- Emotet malware gang re-emerges with Chrome-based credit card heistware
- It's 2022 and there are still malware-laden PDFs in emails exploiting bugs from 2017
BlackCat has risen fast in the hyperactive ransomware space. According to Palo Alto Networks' Unit 42, a month after surfacing, BlackCat (also known as ALPHV) had the seventh-most victims listed on its leak site among ransomware groups the threat hunting team tracks. Victims range from retail and transportation companies to telcos, pharmaceutical and insurance firms.
In March, Cisco's Talos threat intelligence group found links to the BlackMatter/DarkSide ransomware group that was responsible for last year's attack on Colonial Pipeline. A month later, the FBI issued a warning about the RaaS group, saying that it had attacked at least 60 organizations around the world. It also linked many of the developers and money launderers for BlackCat to BackMatter/Darkside.
Now Microsoft is seeing two other highly active ransomware groups turn to BlackCat. One is Dev-0237, which alternates between payloads and has used Ryuk, Conti and Hive in the past before hopping onto BlackCat in March.
The other, DEV-0504, has used at least six RaaS payloads since 2020, including BlackCat most recently.
Some RaaS affiliates regularly switch payloads to ensure business continuity and to improve profits. However, that also makes it more difficult to detect related threats, According to the threat analysts. DEV-2037 – also known as FIN12 – likely switched to BlackCat because of discussion around Hive's decryption methods.
The Microsoft researchers also detailed two recent BlackCat incidents to illustrate the ways affiliates differ in how they use the ransomware. In one, the threat actors exploited an unpatched Exchange server to get into the victim's system, while compromised credentials were used in the second attack to gain initial entry via an internet-facing remote desktop server.
There also were differences the tools used to move laterally through the network and to store and dump credentials.
"These actors and groups have different tactics, techniques, and procedures (TTPs)," the researchers wrote. "Thus, no two BlackCat 'lives' or deployments might look the same.
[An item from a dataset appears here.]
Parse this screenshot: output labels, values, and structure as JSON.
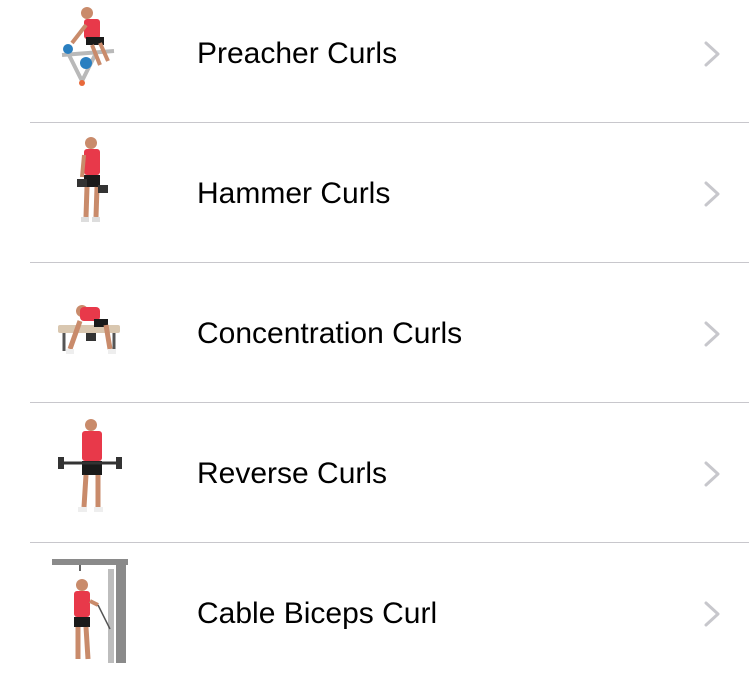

Indeed, based on Microsoft threat data, the impact of this ransomware has been noted in various countries and regions in Africa, the Americas, Asia, and Europe." ®
- Active Directory
- Asahi Linux
- Internet Explorer
- Linux Foundation
- Microsoft 365
- Microsoft Build
- Microsoft Edge
- Microsoft Office
- Microsoft Surface
- Microsoft Teams
- Office 365
- Patch Tuesday
- SQL Server
- Visual Studio
- Visual Studio Code
- Windows 10
- Windows 11
- Windows 7
- Windows 8
- Windows Server
- Windows Server 2003
- Windows Server 2008
- Windows Server 2012
- Windows Server 2013
- Windows Server 2016
- Windows XP
- Xbox 360